Though not without its car crashes and incidental killings, "The Day of the Jackal" is shot with the same neutrality displayed by its titular assassin, whether he's lifting passports from hapless Danish teachers or funneling hair dye into Old Spice bottles. For all its cold-blooded murder, the most violent image in the film is a bursting watermelon, a taste of the Jackal's plans for the French President's head.

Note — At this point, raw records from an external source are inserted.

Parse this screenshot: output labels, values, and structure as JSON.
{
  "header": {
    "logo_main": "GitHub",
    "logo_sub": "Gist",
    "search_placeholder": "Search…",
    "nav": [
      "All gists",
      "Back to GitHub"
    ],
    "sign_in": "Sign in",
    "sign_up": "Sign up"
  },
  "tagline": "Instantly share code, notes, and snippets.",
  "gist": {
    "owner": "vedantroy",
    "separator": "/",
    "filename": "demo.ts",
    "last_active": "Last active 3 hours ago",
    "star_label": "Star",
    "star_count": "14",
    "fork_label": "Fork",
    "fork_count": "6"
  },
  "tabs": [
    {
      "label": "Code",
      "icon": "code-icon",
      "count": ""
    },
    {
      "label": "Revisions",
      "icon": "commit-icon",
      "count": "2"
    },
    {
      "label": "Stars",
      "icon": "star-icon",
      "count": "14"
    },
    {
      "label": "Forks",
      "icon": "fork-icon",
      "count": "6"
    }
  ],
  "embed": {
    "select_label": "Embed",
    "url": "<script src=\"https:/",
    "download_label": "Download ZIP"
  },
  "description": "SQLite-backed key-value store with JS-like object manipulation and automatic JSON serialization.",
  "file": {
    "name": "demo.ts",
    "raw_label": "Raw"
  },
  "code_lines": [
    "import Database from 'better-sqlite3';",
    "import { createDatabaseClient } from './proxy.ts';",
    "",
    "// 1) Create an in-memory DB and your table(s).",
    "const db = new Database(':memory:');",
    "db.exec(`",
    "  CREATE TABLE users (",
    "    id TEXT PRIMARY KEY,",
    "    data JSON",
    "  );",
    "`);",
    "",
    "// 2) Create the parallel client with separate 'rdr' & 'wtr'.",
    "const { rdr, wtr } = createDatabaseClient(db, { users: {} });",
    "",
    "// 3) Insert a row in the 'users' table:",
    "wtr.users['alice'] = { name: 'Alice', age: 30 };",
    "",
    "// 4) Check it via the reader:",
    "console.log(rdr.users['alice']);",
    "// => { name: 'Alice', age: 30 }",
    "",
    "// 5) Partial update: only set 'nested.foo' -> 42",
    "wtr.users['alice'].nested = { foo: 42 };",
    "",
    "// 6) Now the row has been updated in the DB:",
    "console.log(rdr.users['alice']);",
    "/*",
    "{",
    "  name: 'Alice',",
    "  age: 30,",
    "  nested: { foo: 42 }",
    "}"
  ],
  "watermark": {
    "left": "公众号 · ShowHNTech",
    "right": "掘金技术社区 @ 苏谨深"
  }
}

A vain attempt on Charles de Gaulle's life by moped-riding assassins opens Fred Zinnemann's intriguing 1973 adaptation of the Frederick Forsyth thriller. "August 1962 was a stormy time for France..." begins a refined voice-over. The film is inhabited solely by mannered gentlemen (contract killers, gendarmes, counterfeiters, and the like), with the notable exception of the British Chief of Police, who is clearly from Birmingham.
This is by no means a grievance. One cannot help but be heartened by the erudition of these otherwise unscrupulous criminals when, for example, a gunsmith asks Edward Fox (the eponymous Jackal), "Will the gentleman be moving?" The gentleman in question is the Jackal's half million-dollar target.

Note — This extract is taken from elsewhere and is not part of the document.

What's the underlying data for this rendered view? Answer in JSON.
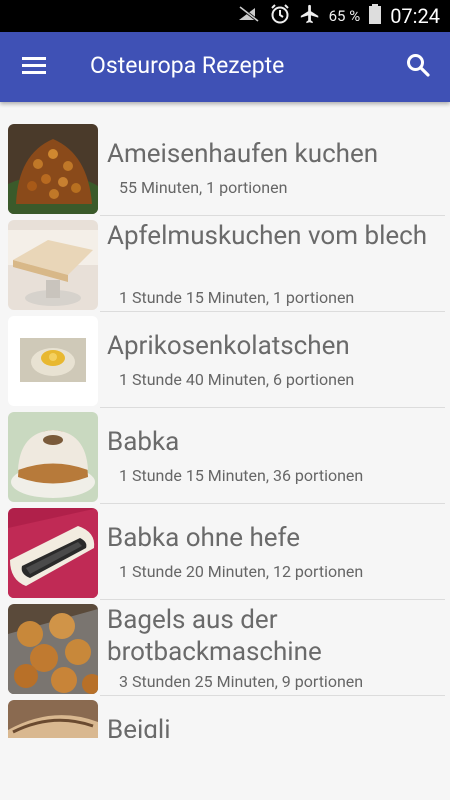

Zinnemann's tale of an extremist faction's plot to kill the celebrated French leader and the authorities' efforts to capture the mercenary assassin hired for the job achieves a dignified tone and compelling pace seldom seen in latter-day thrillers.
"The Day of the Jackal" is on BBC1 at 11.35pm, Friday 9th February 2001.